--- Task to complete ---
Reproduce the listing exactly, so that no line differs from the original.

--- Data for this exercise ---
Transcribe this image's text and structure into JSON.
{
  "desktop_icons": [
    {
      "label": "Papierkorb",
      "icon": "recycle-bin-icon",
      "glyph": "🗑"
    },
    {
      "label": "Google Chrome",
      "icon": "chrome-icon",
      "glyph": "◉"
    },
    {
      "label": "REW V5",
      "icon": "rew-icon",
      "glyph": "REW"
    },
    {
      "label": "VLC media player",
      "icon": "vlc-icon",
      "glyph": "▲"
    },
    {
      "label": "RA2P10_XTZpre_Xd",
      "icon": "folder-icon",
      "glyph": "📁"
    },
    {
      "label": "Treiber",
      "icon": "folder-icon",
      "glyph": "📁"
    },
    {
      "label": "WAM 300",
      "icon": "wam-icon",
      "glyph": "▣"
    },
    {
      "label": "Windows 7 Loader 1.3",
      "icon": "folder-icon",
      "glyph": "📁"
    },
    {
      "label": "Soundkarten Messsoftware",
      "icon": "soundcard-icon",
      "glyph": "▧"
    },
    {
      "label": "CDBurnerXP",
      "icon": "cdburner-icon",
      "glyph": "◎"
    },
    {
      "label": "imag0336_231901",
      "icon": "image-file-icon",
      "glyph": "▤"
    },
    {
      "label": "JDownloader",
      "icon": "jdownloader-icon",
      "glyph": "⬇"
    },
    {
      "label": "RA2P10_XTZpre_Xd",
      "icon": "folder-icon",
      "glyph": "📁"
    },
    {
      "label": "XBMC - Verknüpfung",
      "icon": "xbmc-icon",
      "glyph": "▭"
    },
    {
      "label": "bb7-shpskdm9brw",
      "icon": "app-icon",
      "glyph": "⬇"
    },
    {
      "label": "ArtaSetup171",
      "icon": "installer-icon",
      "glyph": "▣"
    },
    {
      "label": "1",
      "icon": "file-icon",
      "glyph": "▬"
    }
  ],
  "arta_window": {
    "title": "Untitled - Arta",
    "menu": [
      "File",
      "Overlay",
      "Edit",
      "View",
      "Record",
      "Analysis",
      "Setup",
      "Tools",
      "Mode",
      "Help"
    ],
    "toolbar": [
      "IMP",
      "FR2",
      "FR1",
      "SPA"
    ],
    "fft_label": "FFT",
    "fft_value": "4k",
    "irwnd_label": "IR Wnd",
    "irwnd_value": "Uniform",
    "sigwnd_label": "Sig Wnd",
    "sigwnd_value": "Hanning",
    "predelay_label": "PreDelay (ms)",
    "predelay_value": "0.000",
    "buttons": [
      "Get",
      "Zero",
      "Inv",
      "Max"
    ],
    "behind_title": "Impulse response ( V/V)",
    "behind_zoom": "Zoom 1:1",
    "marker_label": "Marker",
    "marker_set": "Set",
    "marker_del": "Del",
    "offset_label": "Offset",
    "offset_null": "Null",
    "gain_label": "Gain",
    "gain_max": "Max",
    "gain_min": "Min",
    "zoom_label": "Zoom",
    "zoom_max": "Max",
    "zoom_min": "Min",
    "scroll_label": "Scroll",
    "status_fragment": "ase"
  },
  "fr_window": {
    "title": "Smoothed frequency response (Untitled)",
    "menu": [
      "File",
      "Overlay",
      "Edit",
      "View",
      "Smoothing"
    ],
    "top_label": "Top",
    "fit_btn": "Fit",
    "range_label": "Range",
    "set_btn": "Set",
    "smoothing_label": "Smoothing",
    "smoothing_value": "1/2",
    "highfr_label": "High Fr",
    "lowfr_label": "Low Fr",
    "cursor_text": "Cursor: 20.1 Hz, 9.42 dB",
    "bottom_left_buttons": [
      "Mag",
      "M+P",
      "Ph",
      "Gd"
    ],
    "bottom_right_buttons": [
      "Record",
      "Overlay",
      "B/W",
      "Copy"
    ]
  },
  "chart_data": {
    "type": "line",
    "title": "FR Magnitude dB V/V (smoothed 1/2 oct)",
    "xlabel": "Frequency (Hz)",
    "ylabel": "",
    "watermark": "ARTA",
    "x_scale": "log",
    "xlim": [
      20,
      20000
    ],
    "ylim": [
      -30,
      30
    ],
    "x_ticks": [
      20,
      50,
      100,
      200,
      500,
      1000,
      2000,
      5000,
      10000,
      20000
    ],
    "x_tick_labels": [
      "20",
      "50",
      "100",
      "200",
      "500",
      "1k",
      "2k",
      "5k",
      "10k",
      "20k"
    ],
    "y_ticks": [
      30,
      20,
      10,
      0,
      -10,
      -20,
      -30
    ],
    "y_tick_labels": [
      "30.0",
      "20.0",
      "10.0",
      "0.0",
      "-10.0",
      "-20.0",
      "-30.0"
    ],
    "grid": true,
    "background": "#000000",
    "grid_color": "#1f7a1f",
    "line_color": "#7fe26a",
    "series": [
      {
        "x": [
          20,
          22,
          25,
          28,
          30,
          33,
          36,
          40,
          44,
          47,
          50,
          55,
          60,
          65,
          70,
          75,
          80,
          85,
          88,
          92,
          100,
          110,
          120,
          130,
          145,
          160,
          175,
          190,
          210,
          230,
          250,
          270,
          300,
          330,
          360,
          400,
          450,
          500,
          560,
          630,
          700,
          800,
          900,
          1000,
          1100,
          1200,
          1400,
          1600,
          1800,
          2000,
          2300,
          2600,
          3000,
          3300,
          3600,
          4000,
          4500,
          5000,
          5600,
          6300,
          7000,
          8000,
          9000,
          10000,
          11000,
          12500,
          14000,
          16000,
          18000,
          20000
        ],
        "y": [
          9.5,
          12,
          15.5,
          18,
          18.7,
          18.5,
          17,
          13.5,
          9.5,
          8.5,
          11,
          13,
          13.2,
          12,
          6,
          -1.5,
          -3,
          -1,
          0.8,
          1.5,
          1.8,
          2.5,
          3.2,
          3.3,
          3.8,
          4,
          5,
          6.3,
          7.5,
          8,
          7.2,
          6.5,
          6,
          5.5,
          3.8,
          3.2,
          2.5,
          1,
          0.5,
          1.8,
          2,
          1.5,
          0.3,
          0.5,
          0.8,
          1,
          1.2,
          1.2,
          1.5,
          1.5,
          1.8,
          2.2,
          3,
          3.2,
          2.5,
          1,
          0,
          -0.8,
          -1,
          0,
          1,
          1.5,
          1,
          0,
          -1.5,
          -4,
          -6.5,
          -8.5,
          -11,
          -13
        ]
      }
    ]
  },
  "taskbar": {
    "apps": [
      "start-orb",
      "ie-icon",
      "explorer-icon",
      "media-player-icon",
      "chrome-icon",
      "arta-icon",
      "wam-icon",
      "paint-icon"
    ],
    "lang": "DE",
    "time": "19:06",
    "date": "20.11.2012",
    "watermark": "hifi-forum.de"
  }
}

--- Task solution ---
Transcribe this image's text and structure into JSON.
{
  "desktop_icons": [
    {
      "label": "Papierkorb",
      "icon": "recycle-bin-icon",
      "glyph": "🗑"
    },
    {
      "label": "Google Chrome",
      "icon": "chrome-icon",
      "glyph": "◉"
    },
    {
      "label": "REW V5",
      "icon": "rew-icon",
      "glyph": "REW"
    },
    {
      "label": "VLC media player",
      "icon": "vlc-icon",
      "glyph": "▲"
    },
    {
      "label": "RA2P10_XTZpre_Xd",
      "icon": "folder-icon",
      "glyph": "📁"
    },
    {
      "label": "Treiber",
      "icon": "folder-icon",
      "glyph": "📁"
    },
    {
      "label": "WAM 300",
      "icon": "wam-icon",
      "glyph": "▣"
    },
    {
      "label": "Windows 7 Loader 1.3",
      "icon": "folder-icon",
      "glyph": "📁"
    },
    {
      "label": "Soundkarten Messsoftware",
      "icon": "soundcard-icon",
      "glyph": "▧"
    },
    {
      "label": "CDBurnerXP",
      "icon": "cdburner-icon",
      "glyph": "◎"
    },
    {
      "label": "imag0336_231901",
      "icon": "image-file-icon",
      "glyph": "▤"
    },
    {
      "label": "JDownloader",
      "icon": "jdownloader-icon",
      "glyph": "⬇"
    },
    {
      "label": "RA2P10_XTZpre_Xd",
      "icon": "folder-icon",
      "glyph": "📁"
    },
    {
      "label": "XBMC - Verknüpfung",
      "icon": "xbmc-icon",
      "glyph": "▭"
    },
    {
      "label": "bb7-shpskdm9brw",
      "icon": "app-icon",
      "glyph": "⬇"
    },
    {
      "label": "ArtaSetup171",
      "icon": "installer-icon",
      "glyph": "▣"
    },
    {
      "label": "1",
      "icon": "file-icon",
      "glyph": "▬"
    }
  ],
  "arta_window": {
    "title": "Untitled - Arta",
    "menu": [
      "File",
      "Overlay",
      "Edit",
      "View",
      "Record",
      "Analysis",
      "Setup",
      "Tools",
      "Mode",
      "Help"
    ],
    "toolbar": [
      "IMP",
      "FR2",
      "FR1",
      "SPA"
    ],
    "fft_label": "FFT",
    "fft_value": "4k",
    "irwnd_label": "IR Wnd",
    "irwnd_value": "Uniform",
    "sigwnd_label": "Sig Wnd",
    "sigwnd_value": "Hanning",
    "predelay_label": "PreDelay (ms)",
    "predelay_value": "0.000",
    "buttons": [
      "Get",
      "Zero",
      "Inv",
      "Max"
    ],
    "behind_title": "Impulse response ( V/V)",
    "behind_zoom": "Zoom 1:1",
    "marker_label": "Marker",
    "marker_set": "Set",
    "marker_del": "Del",
    "offset_label": "Offset",
    "offset_null": "Null",
    "gain_label": "Gain",
    "gain_max": "Max",
    "gain_min": "Min",
    "zoom_label": "Zoom",
    "zoom_max": "Max",
    "zoom_min": "Min",
    "scroll_label": "Scroll",
    "status_fragment": "ase"
  },
  "fr_window": {
    "title": "Smoothed frequency response (Untitled)",
    "menu": [
      "File",
      "Overlay",
      "Edit",
      "View",
      "Smoothing"
    ],
    "top_label": "Top",
    "fit_btn": "Fit",
    "range_label": "Range",
    "set_btn": "Set",
    "smoothing_label": "Smoothing",
    "smoothing_value": "1/2",
    "highfr_label": "High Fr",
    "lowfr_label": "Low Fr",
    "cursor_text": "Cursor: 20.1 Hz, 9.42 dB",
    "bottom_left_buttons": [
      "Mag",
      "M+P",
      "Ph",
      "Gd"
    ],
    "bottom_right_buttons": [
      "Record",
      "Overlay",
      "B/W",
      "Copy"
    ]
  },
  "chart_data": {
    "type": "line",
    "title": "FR Magnitude dB V/V (smoothed 1/2 oct)",
    "xlabel": "Frequency (Hz)",
    "ylabel": "",
    "watermark": "ARTA",
    "x_scale": "log",
    "xlim": [
      20,
      20000
    ],
    "ylim": [
      -30,
      30
    ],
    "x_ticks": [
      20,
      50,
      100,
      200,
      500,
      1000,
      2000,
      5000,
      10000,
      20000
    ],
    "x_tick_labels": [
      "20",
      "50",
      "100",
      "200",
      "500",
      "1k",
      "2k",
      "5k",
      "10k",
      "20k"
    ],
    "y_ticks": [
      30,
      20,
      10,
      0,
      -10,
      -20,
      -30
    ],
    "y_tick_labels": [
      "30.0",
      "20.0",
      "10.0",
      "0.0",
      "-10.0",
      "-20.0",
      "-30.0"
    ],
    "grid": true,
    "background": "#000000",
    "grid_color": "#1f7a1f",
    "line_color": "#7fe26a",
    "series": [
      {
        "x": [
          20,
          22,
          25,
          28,
          30,
          33,
          36,
          40,
          44,
          47,
          50,
          55,
          60,
          65,
          70,
          75,
          80,
          85,
          88,
          92,
          100,
          110,
          120,
          130,
          145,
          160,
          175,
          190,
          210,
          230,
          250,
          270,
          300,
          330,
          360,
          400,
          450,
          500,
          560,
          630,
          700,
          800,
          900,
          1000,
          1100,
          1200,
          1400,
          1600,
          1800,
          2000,
          2300,
          2600,
          3000,
          3300,
          3600,
          4000,
          4500,
          5000,
          5600,
          6300,
          7000,
          8000,
          9000,
          10000,
          11000,
          12500,
          14000,
          16000,
          18000,
          20000
        ],
        "y": [
          9.5,
          12,
          15.5,
          18,
          18.7,
          18.5,
          17,
          13.5,
          9.5,
          8.5,
          11,
          13,
          13.2,
          12,
          6,
          -1.5,
          -3,
          -1,
          0.8,
          1.5,
          1.8,
          2.5,
          3.2,
          3.3,
          3.8,
          4,
          5,
          6.3,
          7.5,
          8,
          7.2,
          6.5,
          6,
          5.5,
          3.8,
          3.2,
          2.5,
          1,
          0.5,
          1.8,
          2,
          1.5,
          0.3,
          0.5,
          0.8,
          1,
          1.2,
          1.2,
          1.5,
          1.5,
          1.8,
          2.2,
          3,
          3.2,
          2.5,
          1,
          0,
          -0.8,
          -1,
          0,
          1,
          1.5,
          1,
          0,
          -1.5,
          -4,
          -6.5,
          -8.5,
          -11,
          -13
        ]
      }
    ]
  },
  "taskbar": {
    "apps": [
      "start-orb",
      "ie-icon",
      "explorer-icon",
      "media-player-icon",
      "chrome-icon",
      "arta-icon",
      "wam-icon",
      "paint-icon"
    ],
    "lang": "DE",
    "time": "19:06",
    "date": "20.11.2012",
    "watermark": "hifi-forum.de"
  }
}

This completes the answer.